### [Instructions for the task]
Using the data below, repeat all of it precisely.

### [Data listing]
────────────────

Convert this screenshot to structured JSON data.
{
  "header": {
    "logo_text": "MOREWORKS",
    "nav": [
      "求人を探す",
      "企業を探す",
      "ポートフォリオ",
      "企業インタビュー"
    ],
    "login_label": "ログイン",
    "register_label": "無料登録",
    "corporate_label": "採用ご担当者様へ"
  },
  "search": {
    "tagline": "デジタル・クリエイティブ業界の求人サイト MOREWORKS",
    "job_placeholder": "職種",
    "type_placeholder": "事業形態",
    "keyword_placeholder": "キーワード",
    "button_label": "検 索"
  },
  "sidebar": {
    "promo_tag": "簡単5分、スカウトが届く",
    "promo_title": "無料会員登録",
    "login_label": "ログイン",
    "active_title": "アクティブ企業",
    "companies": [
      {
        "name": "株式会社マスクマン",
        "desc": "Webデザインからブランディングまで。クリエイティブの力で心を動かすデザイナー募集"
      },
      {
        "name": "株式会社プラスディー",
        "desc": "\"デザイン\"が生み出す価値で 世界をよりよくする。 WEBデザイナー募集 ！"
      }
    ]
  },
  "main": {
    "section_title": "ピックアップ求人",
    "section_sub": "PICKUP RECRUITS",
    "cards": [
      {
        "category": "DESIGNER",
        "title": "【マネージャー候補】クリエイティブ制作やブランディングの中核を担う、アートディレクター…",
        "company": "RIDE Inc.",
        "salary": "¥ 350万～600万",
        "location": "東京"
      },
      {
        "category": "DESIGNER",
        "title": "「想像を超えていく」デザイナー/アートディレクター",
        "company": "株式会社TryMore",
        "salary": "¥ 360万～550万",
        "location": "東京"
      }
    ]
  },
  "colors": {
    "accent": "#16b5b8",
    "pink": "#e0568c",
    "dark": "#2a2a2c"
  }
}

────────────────

### [Completed exercise]
Convert this screenshot to structured JSON data.
{
  "header": {
    "logo_text": "MOREWORKS",
    "nav": [
      "求人を探す",
      "企業を探す",
      "ポートフォリオ",
      "企業インタビュー"
    ],
    "login_label": "ログイン",
    "register_label": "無料登録",
    "corporate_label": "採用ご担当者様へ"
  },
  "search": {
    "tagline": "デジタル・クリエイティブ業界の求人サイト MOREWORKS",
    "job_placeholder": "職種",
    "type_placeholder": "事業形態",
    "keyword_placeholder": "キーワード",
    "button_label": "検 索"
  },
  "sidebar": {
    "promo_tag": "簡単5分、スカウトが届く",
    "promo_title": "無料会員登録",
    "login_label": "ログイン",
    "active_title": "アクティブ企業",
    "companies": [
      {
        "name": "株式会社マスクマン",
        "desc": "Webデザインからブランディングまで。クリエイティブの力で心を動かすデザイナー募集"
      },
      {
        "name": "株式会社プラスディー",
        "desc": "\"デザイン\"が生み出す価値で 世界をよりよくする。 WEBデザイナー募集 ！"
      }
    ]
  },
  "main": {
    "section_title": "ピックアップ求人",
    "section_sub": "PICKUP RECRUITS",
    "cards": [
      {
        "category": "DESIGNER",
        "title": "【マネージャー候補】クリエイティブ制作やブランディングの中核を担う、アートディレクター…",
        "company": "RIDE Inc.",
        "salary": "¥ 350万～600万",
        "location": "東京"
      },
      {
        "category": "DESIGNER",
        "title": "「想像を超えていく」デザイナー/アートディレクター",
        "company": "株式会社TryMore",
        "salary": "¥ 360万～550万",
        "location": "東京"
      }
    ]
  },
  "colors": {
    "accent": "#16b5b8",
    "pink": "#e0568c",
    "dark": "#2a2a2c"
  }
}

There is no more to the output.